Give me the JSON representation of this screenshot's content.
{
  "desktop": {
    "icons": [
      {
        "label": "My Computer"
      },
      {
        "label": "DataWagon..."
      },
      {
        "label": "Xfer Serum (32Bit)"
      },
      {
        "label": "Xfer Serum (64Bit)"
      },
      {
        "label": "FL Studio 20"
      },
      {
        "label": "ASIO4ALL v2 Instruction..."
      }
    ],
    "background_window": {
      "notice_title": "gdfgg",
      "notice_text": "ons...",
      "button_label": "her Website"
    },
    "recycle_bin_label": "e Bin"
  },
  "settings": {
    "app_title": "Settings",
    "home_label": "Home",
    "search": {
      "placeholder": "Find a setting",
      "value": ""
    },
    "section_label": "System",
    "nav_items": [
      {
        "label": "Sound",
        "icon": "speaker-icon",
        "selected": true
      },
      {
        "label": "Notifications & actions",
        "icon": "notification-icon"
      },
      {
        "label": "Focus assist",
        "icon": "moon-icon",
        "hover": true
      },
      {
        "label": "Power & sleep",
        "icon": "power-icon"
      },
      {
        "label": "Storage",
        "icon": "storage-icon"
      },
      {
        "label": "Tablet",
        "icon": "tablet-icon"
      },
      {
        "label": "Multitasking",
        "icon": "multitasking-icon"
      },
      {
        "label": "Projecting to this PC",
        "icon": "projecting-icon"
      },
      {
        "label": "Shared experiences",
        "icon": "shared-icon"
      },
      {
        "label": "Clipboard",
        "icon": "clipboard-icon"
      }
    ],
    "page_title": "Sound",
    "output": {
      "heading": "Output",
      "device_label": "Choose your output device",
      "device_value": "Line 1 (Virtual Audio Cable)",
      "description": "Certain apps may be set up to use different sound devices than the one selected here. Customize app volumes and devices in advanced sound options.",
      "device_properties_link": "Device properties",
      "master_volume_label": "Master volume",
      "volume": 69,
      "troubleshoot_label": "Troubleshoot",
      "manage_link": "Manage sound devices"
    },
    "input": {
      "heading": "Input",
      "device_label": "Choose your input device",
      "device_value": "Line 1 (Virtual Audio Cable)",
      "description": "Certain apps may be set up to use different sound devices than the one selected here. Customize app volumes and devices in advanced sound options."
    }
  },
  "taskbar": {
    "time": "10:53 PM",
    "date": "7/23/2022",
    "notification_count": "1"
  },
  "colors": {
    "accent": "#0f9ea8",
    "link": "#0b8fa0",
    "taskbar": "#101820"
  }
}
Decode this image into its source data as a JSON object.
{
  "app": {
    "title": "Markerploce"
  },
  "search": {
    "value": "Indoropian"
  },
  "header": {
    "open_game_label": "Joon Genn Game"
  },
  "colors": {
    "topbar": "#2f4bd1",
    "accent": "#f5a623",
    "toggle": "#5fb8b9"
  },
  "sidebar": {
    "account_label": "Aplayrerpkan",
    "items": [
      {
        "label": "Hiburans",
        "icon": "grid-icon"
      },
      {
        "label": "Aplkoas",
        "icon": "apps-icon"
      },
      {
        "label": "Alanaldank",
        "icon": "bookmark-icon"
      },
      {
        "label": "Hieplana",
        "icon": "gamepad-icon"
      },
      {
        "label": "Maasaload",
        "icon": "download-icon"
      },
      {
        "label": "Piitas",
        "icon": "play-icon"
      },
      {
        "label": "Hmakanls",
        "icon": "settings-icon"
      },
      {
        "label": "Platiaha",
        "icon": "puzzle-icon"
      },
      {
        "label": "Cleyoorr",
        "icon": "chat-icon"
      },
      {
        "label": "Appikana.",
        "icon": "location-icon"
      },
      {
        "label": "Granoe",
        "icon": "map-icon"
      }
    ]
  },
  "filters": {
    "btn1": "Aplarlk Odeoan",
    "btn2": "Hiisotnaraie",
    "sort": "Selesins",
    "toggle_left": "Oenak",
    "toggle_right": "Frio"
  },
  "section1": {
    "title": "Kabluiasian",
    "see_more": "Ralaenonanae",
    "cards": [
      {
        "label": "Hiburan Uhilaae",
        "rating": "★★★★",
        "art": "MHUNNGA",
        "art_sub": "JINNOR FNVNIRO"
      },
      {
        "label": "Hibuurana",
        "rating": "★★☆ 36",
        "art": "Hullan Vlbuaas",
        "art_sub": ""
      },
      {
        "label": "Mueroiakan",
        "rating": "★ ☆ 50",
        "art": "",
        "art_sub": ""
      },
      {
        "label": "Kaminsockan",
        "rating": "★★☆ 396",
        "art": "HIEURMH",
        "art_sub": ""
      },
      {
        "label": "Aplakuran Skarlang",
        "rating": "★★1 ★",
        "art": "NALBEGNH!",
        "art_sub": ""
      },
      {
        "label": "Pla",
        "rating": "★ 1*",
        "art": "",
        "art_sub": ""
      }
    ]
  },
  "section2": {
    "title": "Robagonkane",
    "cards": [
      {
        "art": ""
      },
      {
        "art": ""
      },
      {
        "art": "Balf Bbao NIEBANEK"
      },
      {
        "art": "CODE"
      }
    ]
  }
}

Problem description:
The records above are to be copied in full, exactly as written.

Response to this task:
Give me the JSON representation of this screenshot's content.
{
  "desktop": {
    "icons": [
      {
        "label": "My Computer"
      },
      {
        "label": "DataWagon..."
      },
      {
        "label": "Xfer Serum (32Bit)"
      },
      {
        "label": "Xfer Serum (64Bit)"
      },
      {
        "label": "FL Studio 20"
      },
      {
        "label": "ASIO4ALL v2 Instruction..."
      }
    ],
    "background_window": {
      "notice_title": "gdfgg",
      "notice_text": "ons...",
      "button_label": "her Website"
    },
    "recycle_bin_label": "e Bin"
  },
  "settings": {
    "app_title": "Settings",
    "home_label": "Home",
    "search": {
      "placeholder": "Find a setting",
      "value": ""
    },
    "section_label": "System",
    "nav_items": [
      {
        "label": "Sound",
        "icon": "speaker-icon",
        "selected": true
      },
      {
        "label": "Notifications & actions",
        "icon": "notification-icon"
      },
      {
        "label": "Focus assist",
        "icon": "moon-icon",
        "hover": true
      },
      {
        "label": "Power & sleep",
        "icon": "power-icon"
      },
      {
        "label": "Storage",
        "icon": "storage-icon"
      },
      {
        "label": "Tablet",
        "icon": "tablet-icon"
      },
      {
        "label": "Multitasking",
        "icon": "multitasking-icon"
      },
      {
        "label": "Projecting to this PC",
        "icon": "projecting-icon"
      },
      {
        "label": "Shared experiences",
        "icon": "shared-icon"
      },
      {
        "label": "Clipboard",
        "icon": "clipboard-icon"
      }
    ],
    "page_title": "Sound",
    "output": {
      "heading": "Output",
      "device_label": "Choose your output device",
      "device_value": "Line 1 (Virtual Audio Cable)",
      "description": "Certain apps may be set up to use different sound devices than the one selected here. Customize app volumes and devices in advanced sound options.",
      "device_properties_link": "Device properties",
      "master_volume_label": "Master volume",
      "volume": 69,
      "troubleshoot_label": "Troubleshoot",
      "manage_link": "Manage sound devices"
    },
    "input": {
      "heading": "Input",
      "device_label": "Choose your input device",
      "device_value": "Line 1 (Virtual Audio Cable)",
      "description": "Certain apps may be set up to use different sound devices than the one selected here. Customize app volumes and devices in advanced sound options."
    }
  },
  "taskbar": {
    "time": "10:53 PM",
    "date": "7/23/2022",
    "notification_count": "1"
  },
  "colors": {
    "accent": "#0f9ea8",
    "link": "#0b8fa0",
    "taskbar": "#101820"
  }
}
Decode this image into its source data as a JSON object.
{
  "app": {
    "title": "Markerploce"
  },
  "search": {
    "value": "Indoropian"
  },
  "header": {
    "open_game_label": "Joon Genn Game"
  },
  "colors": {
    "topbar": "#2f4bd1",
    "accent": "#f5a623",
    "toggle": "#5fb8b9"
  },
  "sidebar": {
    "account_label": "Aplayrerpkan",
    "items": [
      {
        "label": "Hiburans",
        "icon": "grid-icon"
      },
      {
        "label": "Aplkoas",
        "icon": "apps-icon"
      },
      {
        "label": "Alanaldank",
        "icon": "bookmark-icon"
      },
      {
        "label": "Hieplana",
        "icon": "gamepad-icon"
      },
      {
        "label": "Maasaload",
        "icon": "download-icon"
      },
      {
        "label": "Piitas",
        "icon": "play-icon"
      },
      {
        "label": "Hmakanls",
        "icon": "settings-icon"
      },
      {
        "label": "Platiaha",
        "icon": "puzzle-icon"
      },
      {
        "label": "Cleyoorr",
        "icon": "chat-icon"
      },
      {
        "label": "Appikana.",
        "icon": "location-icon"
      },
      {
        "label": "Granoe",
        "icon": "map-icon"
      }
    ]
  },
  "filters": {
    "btn1": "Aplarlk Odeoan",
    "btn2": "Hiisotnaraie",
    "sort": "Selesins",
    "toggle_left": "Oenak",
    "toggle_right": "Frio"
  },
  "section1": {
    "title": "Kabluiasian",
    "see_more": "Ralaenonanae",
    "cards": [
      {
        "label": "Hiburan Uhilaae",
        "rating": "★★★★",
        "art": "MHUNNGA",
        "art_sub": "JINNOR FNVNIRO"
      },
      {
        "label": "Hibuurana",
        "rating": "★★☆ 36",
        "art": "Hullan Vlbuaas",
        "art_sub": ""
      },
      {
        "label": "Mueroiakan",
        "rating": "★ ☆ 50",
        "art": "",
        "art_sub": ""
      },
      {
        "label": "Kaminsockan",
        "rating": "★★☆ 396",
        "art": "HIEURMH",
        "art_sub": ""
      },
      {
        "label": "Aplakuran Skarlang",
        "rating": "★★1 ★",
        "art": "NALBEGNH!",
        "art_sub": ""
      },
      {
        "label": "Pla",
        "rating": "★ 1*",
        "art": "",
        "art_sub": ""
      }
    ]
  },
  "section2": {
    "title": "Robagonkane",
    "cards": [
      {
        "art": ""
      },
      {
        "art": ""
      },
      {
        "art": "Balf Bbao NIEBANEK"
      },
      {
        "art": "CODE"
      }
    ]
  }
}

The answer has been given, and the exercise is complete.